Notice who Peter was speaking to. In verse five, we read that Annas the high priest, and Caiaphas were standing there in front of Peter. These were the very men who tried Jesus falsely and sent Him to the Romans to be crucified. Peter had been terrified of these men. Now Peter boldly tells them,

"Be it known unto you all, and to all the people of Israel, that by the name of Jesus Christ of Nazareth, whom ye crucified, whom God raised from the dead, even by him doth this man stand here before you whole" (Acts 4:10).

"Neither is there salvation in any other: for there is none other name under heaven given among men, whereby we must be saved" (Acts 4:12).

They tried to stop Peter and the others from preaching like this. Look at verse eighteen,

"And they called them, and commanded them not to speak at all nor teach in the name of Jesus. But Peter and John answered and said unto them, Whether it be right in the sight of God to hearken [to listen] unto you more than unto God, judge ye. For we cannot but speak the things which we have seen and heard. So when they had further threatened them, they let them go, finding nothing how they might punish them, because of the people: for all men glorified God for that which was done" (Acts 4:18-21).

As you continue reading the book of Acts, you will see that these men couldn't be stopped. Stephen was stoned to death for witnessing. Peer was thrown into prison, but escaped by a miracle. They went right on telling everyone about salvation through Jesus Christ. Nothing could stop them now! They remembered the words of Christ:

"Behold, I send you forth as sheep in the midst of wolves" (Matthew 10:16).

Christ speaks also to you, wherever you go, whether it is among the lost on your job, or out in the street, or on a secular college campus. Christ says to you,

"Behold, I send you forth as sheep in the midst of wolves" (Matthew 10:16).

Will you speak up and say a word for the Son of God?

Last Sunday night I meant to give this quotation from Richard Wurmbrand, but during the heat of the sermon I passed over it. I give it to you now, tonight. Wurmbrand was my friend. He spent fourteen years in a Communist prison in Romania because he took a stand for Christ. Wurmbrand said,

I met Western church leaders who advised me to preach the Gospel and avoid attacks on Communism; this advice I had also from the secret police in Bucharest. But wrong must be called by name. Jesus told the Pharisees that they were "vipers," and for this, and not the Sermon on the Mount, he suffered crucifixion (Richard Wurmbrand, In God's Underground, Living Sacrifice Book Company, 1968, p. 4).

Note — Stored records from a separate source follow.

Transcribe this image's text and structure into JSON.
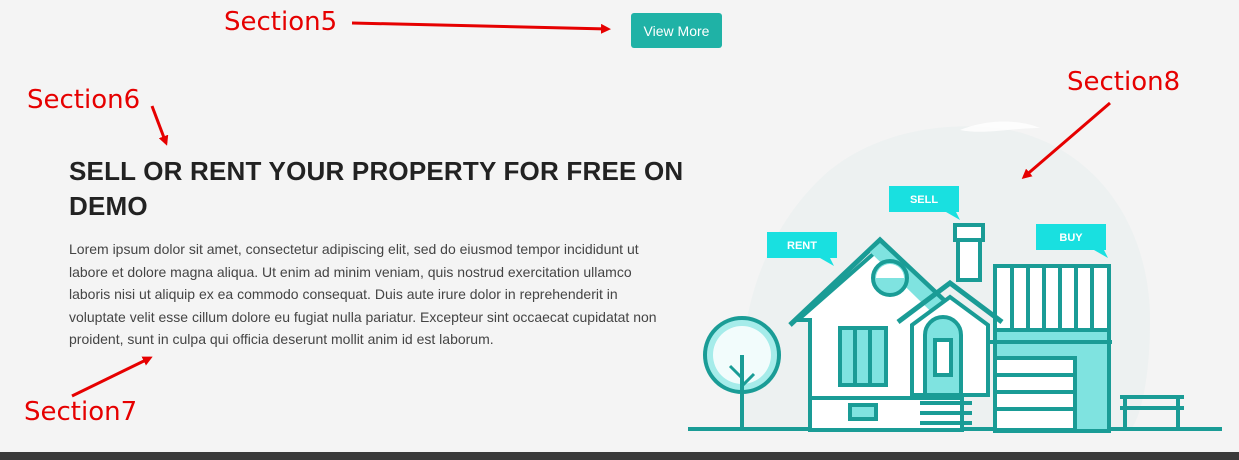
{
  "annotations": {
    "section5": "Section5",
    "section6": "Section6",
    "section7": "Section7",
    "section8": "Section8"
  },
  "cta": {
    "view_more_label": "View More"
  },
  "content": {
    "headline": "SELL OR RENT YOUR PROPERTY FOR FREE ON DEMO",
    "body": "Lorem ipsum dolor sit amet, consectetur adipiscing elit, sed do eiusmod tempor incididunt ut labore et dolore magna aliqua. Ut enim ad minim veniam, quis nostrud exercitation ullamco laboris nisi ut aliquip ex ea commodo consequat. Duis aute irure dolor in reprehenderit in voluptate velit esse cillum dolore eu fugiat nulla pariatur. Excepteur sint occaecat cupidatat non proident, sunt in culpa qui officia deserunt mollit anim id est laborum."
  },
  "illustration": {
    "sign_rent": "RENT",
    "sign_sell": "SELL",
    "sign_buy": "BUY"
  },
  "colors": {
    "accent": "#1fb2a6",
    "house_stroke": "#1a9c96",
    "sign_fill": "#19e0e0",
    "annotation": "#e60000"
  }
}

This man spent 14 years in prison for speaking out against evil. Three of those years he was in solitary confinement, never seeing the sun, never hearing the voice of a friend. He was beaten repeatedly and nearly starved to death.

Will you dare to be like him? Will you dare to speak up for the truth in your secular college classroom? Will you dare to be "as sheep in the midst of wolves"? (Matthew 10:16). David Horowitz said, "If the colleges won't reform themselves, courageous Christian individuals will need to step forward and challenge the status quo" (ibid.). Will you be one of those courageous Christians?


Scripture Read Before the Sermon by Dr. Kreighton L. Chan: Mark 11:15-18.
Solo Sung Before the Sermon by Mr. Benjamin Kincaid Griffith:

"The Son of God Goes Forth to War" (by Reginald Heber, 1783-1826)/"Am I a Soldier of the Cross?" (by Isaac Watts, 1674-1748).

You can read Dr. Hymers' sermons each week on the Internet
at Click on "Sermon Manuscripts."



by Dr. R. L. Hymers, Jr.

"Behold, I send you forth as sheep in the midst of wolves" (Matthew 10:16).

(John 15:19; Mark 11:15-18)

I.   The Disciples betrayed Him and denied Him,
Matthew 26:14-16; Matthew 26:33-35;
Matthew 26:56; Matthew 26:69-74;
John 20:19-20.

II.  The Disciples became heroes, John 20:20-22;
Acts 3:12-15; Acts 4:5-12; Acts 4:18-21.